Association (EAA), the 99’s, the Commemorative Air
Force, and several universities to offer new aviation
programs to kids and young adults to develop future
pilots, technicians, engineers, air traffic controllers and,
yes, airport managers. Most recently, we partnered with
VCOE and Channel Islands Aviation (CIA) to offer the
Air Academy right here at CMA. VCOE was awarded
a state grant to develop and implement an unmanned
aircraft systems (UAS) curriculum for young adults in
high school. CIA is offering pilot ground school as part
of that curriculum.
The airport has a strong EAA Young Eagles program,
and we recently held our first aviation career day that
was attended by approximately 250 kids representing
14 high schools in the county. A sign for us that the
economy is improving is that we have over 100,000
square feet of new hangar development occurring that
will continue through 2017. The enthusiasm is there,
and the future is bright.
Our department is partnered with a proposal team
vying to become FAA’s UAS Center of Excellence, and
we are immersed in the safe integration of UAS into
the National Airspace System. We believe it is feasible
and are already exploring UAS operations that can
benefit the airport, as well as many other aspects of the
community and society.
Big picture … With the focus on FAA reauthorization
uniting us, we must remain optimistic that a revamping
of the PFC and AIP is possible. We must remain
optimistic that stable funding will be provided for
programs such as FAA Contract Towers and SCASD/
Essential Air Service. We must remain optimistic that
a reasonable way to revisit the 1,500-hour pilot rule
without compromising safety can be accomplished.
Yes, I am a “the glass is way more than halfway full”
BILL BARKHAUER, A.A.E.
Morristown Municipal Airport
Certainly one of our biggest
achievements during the year at
MMU was being one of the New
York area’s host airports for the 2014
Super Bowl. Our entire staff and

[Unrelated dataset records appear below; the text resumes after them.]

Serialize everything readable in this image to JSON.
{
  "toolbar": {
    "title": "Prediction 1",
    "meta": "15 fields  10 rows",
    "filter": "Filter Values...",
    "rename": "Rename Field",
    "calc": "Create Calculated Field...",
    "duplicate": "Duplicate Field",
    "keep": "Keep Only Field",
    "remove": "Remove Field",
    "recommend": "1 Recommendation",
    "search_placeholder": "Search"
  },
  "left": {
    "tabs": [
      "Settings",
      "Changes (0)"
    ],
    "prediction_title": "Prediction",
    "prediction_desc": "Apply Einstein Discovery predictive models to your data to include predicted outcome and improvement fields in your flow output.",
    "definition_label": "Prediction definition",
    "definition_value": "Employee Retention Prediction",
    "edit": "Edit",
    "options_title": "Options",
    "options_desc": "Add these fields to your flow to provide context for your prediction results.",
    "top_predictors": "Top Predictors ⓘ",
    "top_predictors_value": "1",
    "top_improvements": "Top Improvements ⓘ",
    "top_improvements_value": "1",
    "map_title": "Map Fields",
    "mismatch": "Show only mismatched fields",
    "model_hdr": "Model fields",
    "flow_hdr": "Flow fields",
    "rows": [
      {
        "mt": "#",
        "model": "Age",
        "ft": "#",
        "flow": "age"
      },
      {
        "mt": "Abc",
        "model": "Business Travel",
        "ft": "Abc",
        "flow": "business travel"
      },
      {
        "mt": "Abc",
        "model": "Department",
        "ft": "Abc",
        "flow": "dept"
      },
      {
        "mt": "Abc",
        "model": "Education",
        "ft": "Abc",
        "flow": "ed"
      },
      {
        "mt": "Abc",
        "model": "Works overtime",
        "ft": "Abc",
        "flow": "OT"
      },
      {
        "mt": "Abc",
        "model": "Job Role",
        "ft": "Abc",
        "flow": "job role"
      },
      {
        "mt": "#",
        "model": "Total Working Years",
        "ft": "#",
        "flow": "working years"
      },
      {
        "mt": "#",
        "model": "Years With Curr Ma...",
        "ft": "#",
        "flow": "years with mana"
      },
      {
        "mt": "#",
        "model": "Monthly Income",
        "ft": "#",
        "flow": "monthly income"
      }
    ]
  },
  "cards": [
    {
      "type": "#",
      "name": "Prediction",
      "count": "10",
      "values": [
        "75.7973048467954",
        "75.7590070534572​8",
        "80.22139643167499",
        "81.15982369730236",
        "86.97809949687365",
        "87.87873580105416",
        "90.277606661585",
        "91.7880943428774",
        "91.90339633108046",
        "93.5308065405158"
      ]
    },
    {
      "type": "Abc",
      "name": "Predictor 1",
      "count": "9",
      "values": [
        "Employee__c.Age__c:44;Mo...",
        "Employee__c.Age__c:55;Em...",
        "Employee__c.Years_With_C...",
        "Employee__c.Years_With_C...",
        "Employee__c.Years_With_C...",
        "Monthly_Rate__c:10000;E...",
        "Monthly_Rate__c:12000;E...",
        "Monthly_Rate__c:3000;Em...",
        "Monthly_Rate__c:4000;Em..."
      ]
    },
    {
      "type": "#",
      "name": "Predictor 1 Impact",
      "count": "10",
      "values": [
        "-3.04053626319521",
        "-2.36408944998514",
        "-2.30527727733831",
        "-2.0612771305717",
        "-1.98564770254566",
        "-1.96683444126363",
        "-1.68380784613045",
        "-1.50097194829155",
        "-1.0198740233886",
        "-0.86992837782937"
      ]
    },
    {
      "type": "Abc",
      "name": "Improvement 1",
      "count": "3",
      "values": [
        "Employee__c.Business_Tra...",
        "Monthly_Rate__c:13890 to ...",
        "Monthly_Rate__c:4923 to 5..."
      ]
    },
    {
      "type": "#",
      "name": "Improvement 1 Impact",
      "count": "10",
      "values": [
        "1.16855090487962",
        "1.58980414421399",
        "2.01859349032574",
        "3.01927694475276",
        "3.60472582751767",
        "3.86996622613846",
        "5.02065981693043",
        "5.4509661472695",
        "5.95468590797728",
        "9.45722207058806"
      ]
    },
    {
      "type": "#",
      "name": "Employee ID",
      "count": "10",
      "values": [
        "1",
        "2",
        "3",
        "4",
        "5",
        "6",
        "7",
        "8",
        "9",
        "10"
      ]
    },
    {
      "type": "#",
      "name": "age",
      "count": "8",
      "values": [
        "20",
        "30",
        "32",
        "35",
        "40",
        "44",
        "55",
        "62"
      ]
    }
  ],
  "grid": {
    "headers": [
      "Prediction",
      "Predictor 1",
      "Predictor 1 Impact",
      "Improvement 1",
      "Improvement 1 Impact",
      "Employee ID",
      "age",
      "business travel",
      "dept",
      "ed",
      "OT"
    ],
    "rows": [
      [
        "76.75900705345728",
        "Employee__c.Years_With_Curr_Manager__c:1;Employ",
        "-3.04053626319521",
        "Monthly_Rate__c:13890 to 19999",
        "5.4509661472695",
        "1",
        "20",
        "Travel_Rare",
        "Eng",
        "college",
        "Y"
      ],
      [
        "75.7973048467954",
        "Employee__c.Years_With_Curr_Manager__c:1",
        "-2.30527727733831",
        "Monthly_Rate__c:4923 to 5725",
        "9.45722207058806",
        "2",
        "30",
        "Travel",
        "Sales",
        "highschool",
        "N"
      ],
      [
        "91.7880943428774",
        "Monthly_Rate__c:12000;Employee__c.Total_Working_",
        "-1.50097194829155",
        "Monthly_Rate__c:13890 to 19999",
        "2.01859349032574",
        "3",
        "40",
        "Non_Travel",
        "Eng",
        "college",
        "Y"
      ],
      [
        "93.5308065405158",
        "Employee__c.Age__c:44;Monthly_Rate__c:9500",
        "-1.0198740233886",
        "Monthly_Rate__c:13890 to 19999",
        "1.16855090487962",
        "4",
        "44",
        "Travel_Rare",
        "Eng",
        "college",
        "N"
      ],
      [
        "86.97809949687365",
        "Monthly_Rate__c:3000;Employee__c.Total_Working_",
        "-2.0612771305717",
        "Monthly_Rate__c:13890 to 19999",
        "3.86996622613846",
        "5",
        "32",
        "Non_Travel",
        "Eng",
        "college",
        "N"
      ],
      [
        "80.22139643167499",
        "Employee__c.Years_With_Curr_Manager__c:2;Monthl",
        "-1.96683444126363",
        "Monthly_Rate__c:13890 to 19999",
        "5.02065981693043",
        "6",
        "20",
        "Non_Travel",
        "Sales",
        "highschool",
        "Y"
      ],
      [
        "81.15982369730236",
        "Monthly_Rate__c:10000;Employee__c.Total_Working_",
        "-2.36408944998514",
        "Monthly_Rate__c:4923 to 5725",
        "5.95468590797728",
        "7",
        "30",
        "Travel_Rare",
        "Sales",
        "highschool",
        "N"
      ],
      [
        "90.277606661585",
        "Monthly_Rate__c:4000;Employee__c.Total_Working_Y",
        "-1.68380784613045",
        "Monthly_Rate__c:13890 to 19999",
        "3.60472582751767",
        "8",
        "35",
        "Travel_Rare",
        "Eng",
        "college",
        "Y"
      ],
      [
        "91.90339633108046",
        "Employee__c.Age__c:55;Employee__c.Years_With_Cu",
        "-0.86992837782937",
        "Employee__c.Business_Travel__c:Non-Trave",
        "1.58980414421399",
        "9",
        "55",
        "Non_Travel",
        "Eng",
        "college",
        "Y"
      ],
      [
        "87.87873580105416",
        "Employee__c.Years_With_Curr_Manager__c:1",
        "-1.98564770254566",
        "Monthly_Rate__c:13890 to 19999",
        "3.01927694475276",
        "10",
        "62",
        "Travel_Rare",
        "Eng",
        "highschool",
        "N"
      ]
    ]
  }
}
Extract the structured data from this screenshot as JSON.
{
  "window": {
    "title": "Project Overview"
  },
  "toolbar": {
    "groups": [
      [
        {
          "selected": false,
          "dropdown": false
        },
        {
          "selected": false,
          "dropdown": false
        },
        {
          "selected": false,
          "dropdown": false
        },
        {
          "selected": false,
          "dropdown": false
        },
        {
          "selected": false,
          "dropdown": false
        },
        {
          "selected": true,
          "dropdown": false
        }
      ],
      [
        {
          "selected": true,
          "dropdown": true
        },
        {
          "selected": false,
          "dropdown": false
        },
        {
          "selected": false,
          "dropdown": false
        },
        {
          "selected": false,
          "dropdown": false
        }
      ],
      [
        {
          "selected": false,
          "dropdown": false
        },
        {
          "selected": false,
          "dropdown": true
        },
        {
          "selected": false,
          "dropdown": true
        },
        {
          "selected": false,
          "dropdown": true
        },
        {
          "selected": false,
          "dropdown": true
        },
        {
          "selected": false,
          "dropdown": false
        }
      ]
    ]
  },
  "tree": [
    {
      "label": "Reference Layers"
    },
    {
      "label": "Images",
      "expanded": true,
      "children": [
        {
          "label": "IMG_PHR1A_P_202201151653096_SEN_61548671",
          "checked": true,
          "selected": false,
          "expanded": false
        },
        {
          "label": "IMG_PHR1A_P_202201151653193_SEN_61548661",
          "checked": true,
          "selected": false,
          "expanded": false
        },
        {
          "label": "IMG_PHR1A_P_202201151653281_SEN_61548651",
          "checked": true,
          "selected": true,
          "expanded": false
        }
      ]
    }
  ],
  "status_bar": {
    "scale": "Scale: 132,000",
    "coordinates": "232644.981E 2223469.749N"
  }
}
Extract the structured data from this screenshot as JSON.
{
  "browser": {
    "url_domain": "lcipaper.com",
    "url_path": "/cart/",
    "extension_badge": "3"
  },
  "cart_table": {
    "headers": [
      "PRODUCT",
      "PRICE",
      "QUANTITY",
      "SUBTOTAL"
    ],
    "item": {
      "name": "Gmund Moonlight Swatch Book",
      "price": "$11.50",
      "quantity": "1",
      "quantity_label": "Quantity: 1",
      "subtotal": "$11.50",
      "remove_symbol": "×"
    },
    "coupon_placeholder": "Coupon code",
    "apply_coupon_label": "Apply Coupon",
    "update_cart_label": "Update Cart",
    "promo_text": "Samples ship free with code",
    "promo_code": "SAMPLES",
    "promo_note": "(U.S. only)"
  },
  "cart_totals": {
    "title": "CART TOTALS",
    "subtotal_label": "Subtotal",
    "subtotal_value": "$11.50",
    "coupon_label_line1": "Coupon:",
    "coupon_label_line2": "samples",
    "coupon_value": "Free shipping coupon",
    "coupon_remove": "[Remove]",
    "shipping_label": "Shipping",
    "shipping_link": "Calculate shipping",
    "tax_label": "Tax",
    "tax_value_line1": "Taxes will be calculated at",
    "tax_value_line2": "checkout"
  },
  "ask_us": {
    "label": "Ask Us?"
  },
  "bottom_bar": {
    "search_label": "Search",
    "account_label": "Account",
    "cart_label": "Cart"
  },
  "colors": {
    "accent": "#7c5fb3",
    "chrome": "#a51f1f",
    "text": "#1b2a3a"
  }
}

our FBOs were “on deck” for this
major event, which did a lot to showcase our airport to
visiting corporations and business executives. What was
less welcome was the major snowstorm that hit the area
a few hours after the big game ended!
We also were pleased to see business in general at our
airport continue to improve, as the great recession gets
farther away in the rearview mirror.
There is never a shortage of challenges, but our
biggest ongoing issue at MMU is the difficulty in
planning and executing large capital projects in an era
of uncertain, as well as diminished, state and federal
funding. We are in the early stages of what likely will
be a decade-long project to completely rebuild our main
instrument runway and associated safety areas, and
the path we will need to take to successfully fund this
project remains a work in progress that will be very
challenging in 2015 and subsequent years.
My wish for aviation in 2015 (or any year) is for a
safe and secure environment for all users of the system,
whether GA or commercial service.
TIM DOLL, A.A.E.
2014 was a good year for the Eugene Airport. We are
finishing our fourth record year in a row for passenger
traffic, and look to continue the trend in 2015.
The growth we have been experiencing has required
us to embark on a $17 million terminal expansion
project. This project should be completed in 2016.
2015 will be challenging as the airport balances the
construction project with maintaining quality services
for our patrons. If I had one wish for aviation in 2015, it
would be an increase in PFC levels.
AL POLLARD, A.A.E.
Martin State Airport
2014 was a year of preparation for
us as a lot of work was done on our
environmental assessment (EA) and
planning for infrastructure projects
that will follow completion of the
EA. I clearly can see the light at the
end of the tunnel.
I have a hard time making just one wish as there
are so many issues impacting the GA segment of
the industry. However, it might be increased federal
funding for airport infrastructure.
From the general aviation perspective, I wish for
lower fuel prices, a reliable and viable alternative fuel
to replace avgas, an increase in new pilot training, an
increase in new aircraft sales, increased federal funding
for airport infrastructure preservation and development,
continued dedicated funding for FAA’s Contract Tower
Program, and continued coordination and collaboration
with all of our industry stakeholder partners.
General aviation airports are critical assets in the
NPIAS, critical to our economy and our way of life,
and need to be recognized as such as a matter of